“Reimbursement for a physician to patient consultation is just beginning to emerge on a national basis,” says UMMC administrator Brown. “This landscape is changing because major payers, including the Medicare federal program, all recognize that this is a service that ought to be able to be reimbursed for the professional services provided by the physician. And, as reimbursement increases for the use of telemedicine, we can expect the use of it will increase as well.”
Brown says that UMMC and The Johns Hopkins Hospital have been able to integrate telemedicine into patient care (although only UMMC has a stand-alone telemedicine department) largely as a result of securing grants for research into various applications. But few community hospitals have been able to do the same.
The other significant barriers are technological. In order to confidently offer telemedicine service, UMMC has to ensure that all of the data connections are both secure and have enough bandwidth to transmit detailed MRI images or other test results.
As part of its maternal health program, UMMC has secure, dedicated T-1 connections either through the state Department of Health or through designated community hospitals. For his GI trials, Dr. Cross had to use phone lines rather than wireless Internet to make sure all transmitted data was secure.
“It’s good because it’s not subject to Internet-related security threats, but it’s a little clunky—you have to go to the patient’s home and install it, and the telephone connection doesn’t really give you the capability for instant communication,” says Dr. Cross. “In the future, we’ll move into a web-based system.”
He predicts that, fairly quickly, telemedicine will spread, mostly because patients react so positively to it.
“In our studies, patients feel that the ability to communicate easily with their doctors decreases barriers and improves communication,” he says. “Over and over, they say they feel safer, like someone’s watching out for them.”
Deborah Kiel, recalling her time in the home-based telemedicine program, echoes the sentiment.

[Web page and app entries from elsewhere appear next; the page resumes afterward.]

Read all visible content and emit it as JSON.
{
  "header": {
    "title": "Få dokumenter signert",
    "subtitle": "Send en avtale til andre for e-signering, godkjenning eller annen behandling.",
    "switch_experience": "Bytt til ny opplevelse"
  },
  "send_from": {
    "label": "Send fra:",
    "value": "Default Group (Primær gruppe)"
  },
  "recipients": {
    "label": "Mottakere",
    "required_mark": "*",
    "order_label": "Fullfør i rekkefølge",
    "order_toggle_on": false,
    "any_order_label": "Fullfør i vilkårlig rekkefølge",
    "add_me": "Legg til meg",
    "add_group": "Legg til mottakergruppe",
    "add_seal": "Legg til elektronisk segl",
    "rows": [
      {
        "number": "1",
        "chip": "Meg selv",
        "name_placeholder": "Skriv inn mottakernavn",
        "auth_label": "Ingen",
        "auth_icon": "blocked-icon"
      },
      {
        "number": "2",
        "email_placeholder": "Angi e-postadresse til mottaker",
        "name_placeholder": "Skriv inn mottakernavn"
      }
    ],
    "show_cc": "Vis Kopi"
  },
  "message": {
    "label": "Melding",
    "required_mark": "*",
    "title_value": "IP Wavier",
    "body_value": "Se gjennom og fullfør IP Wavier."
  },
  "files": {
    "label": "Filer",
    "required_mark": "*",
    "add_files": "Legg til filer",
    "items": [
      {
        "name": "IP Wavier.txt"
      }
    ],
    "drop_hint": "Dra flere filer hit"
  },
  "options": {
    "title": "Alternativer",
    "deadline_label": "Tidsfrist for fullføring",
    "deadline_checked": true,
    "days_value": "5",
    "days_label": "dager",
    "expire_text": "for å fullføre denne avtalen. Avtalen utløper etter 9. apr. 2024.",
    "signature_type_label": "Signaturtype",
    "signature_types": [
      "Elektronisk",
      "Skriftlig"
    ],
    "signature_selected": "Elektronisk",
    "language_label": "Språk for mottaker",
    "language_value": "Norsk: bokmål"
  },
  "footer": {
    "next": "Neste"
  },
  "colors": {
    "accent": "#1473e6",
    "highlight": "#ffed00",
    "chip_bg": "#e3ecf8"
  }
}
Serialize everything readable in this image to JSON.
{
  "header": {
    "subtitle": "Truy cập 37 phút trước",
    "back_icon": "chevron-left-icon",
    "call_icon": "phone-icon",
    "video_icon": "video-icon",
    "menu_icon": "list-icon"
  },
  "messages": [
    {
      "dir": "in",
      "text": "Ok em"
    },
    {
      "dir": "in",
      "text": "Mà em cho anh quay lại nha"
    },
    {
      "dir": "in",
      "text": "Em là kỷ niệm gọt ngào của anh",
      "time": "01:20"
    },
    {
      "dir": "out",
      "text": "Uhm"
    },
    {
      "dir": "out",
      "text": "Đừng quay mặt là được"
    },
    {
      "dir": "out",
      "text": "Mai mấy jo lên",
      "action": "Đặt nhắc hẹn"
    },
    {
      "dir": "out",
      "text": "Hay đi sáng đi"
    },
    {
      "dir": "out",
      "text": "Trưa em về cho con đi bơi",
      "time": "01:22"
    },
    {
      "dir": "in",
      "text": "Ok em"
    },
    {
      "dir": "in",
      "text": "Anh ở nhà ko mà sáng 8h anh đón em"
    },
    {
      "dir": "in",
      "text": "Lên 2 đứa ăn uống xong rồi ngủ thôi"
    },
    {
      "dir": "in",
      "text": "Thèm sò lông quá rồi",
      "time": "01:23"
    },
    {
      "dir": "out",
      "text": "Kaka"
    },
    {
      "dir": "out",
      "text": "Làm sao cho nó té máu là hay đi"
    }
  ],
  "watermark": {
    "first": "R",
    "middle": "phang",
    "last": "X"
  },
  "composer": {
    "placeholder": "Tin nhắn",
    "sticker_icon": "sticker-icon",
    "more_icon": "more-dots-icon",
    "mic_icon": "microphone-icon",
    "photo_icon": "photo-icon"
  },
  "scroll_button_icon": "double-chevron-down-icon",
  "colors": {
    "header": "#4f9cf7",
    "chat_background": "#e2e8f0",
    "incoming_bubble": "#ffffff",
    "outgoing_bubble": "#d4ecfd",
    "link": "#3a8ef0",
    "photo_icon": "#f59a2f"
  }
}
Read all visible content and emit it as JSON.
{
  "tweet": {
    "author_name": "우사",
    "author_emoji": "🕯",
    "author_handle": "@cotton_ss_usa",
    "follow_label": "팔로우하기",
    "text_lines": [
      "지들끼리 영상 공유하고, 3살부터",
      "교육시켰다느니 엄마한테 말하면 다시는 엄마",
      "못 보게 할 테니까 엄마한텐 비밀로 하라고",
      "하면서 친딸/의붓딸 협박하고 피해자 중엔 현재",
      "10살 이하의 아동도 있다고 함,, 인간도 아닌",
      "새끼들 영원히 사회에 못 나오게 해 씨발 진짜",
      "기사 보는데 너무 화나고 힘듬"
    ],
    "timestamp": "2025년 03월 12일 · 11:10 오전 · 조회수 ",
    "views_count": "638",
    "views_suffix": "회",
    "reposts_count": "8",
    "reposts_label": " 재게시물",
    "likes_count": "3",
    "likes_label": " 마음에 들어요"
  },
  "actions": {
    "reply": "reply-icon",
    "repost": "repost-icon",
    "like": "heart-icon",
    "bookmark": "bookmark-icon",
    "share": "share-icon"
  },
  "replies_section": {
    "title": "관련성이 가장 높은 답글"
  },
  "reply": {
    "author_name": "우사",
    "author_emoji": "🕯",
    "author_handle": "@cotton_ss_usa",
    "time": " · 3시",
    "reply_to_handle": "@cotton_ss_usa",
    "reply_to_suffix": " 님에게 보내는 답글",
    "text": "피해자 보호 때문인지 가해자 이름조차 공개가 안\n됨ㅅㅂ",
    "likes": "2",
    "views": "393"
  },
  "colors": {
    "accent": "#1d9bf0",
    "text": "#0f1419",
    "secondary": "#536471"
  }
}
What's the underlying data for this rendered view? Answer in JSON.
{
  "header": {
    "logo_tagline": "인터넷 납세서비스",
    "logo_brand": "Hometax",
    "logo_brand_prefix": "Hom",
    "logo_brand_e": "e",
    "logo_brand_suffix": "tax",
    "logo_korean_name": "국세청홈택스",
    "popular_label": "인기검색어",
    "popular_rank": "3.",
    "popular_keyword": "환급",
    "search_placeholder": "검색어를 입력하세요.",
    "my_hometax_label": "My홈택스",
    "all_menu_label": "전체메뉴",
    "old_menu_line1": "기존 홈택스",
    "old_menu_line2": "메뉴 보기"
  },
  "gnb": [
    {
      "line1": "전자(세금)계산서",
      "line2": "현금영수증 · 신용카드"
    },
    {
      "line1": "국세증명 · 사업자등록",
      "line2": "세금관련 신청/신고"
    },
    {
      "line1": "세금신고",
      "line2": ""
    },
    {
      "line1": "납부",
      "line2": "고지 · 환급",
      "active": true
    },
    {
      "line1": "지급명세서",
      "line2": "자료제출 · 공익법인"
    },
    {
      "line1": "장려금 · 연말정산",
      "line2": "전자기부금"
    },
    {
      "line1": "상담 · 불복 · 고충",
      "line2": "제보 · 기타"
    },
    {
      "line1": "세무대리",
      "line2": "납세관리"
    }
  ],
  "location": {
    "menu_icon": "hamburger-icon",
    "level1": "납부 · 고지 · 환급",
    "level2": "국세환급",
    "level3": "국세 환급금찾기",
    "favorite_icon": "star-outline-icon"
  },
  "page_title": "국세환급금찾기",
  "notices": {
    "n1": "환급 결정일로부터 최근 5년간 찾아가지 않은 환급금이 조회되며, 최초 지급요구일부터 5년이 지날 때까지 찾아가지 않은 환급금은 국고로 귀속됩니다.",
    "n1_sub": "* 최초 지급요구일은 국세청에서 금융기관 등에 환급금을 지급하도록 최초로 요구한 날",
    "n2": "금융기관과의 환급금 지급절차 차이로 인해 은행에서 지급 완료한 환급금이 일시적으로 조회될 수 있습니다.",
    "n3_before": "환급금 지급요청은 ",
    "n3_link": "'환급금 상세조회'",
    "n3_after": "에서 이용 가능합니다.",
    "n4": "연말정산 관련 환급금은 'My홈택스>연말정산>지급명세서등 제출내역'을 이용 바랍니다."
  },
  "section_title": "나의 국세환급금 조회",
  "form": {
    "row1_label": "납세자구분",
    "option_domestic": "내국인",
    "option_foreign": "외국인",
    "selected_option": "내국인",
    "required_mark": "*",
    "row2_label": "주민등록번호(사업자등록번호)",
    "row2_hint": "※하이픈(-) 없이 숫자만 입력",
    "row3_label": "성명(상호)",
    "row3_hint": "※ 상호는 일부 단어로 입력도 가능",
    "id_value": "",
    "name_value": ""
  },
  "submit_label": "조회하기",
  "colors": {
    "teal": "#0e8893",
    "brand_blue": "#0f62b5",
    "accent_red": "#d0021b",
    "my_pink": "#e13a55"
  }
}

“As a patient, I thought more about what was going on with my body,” she says. “It really kept me in touch with the staff at the hospital. It kept me healthy.”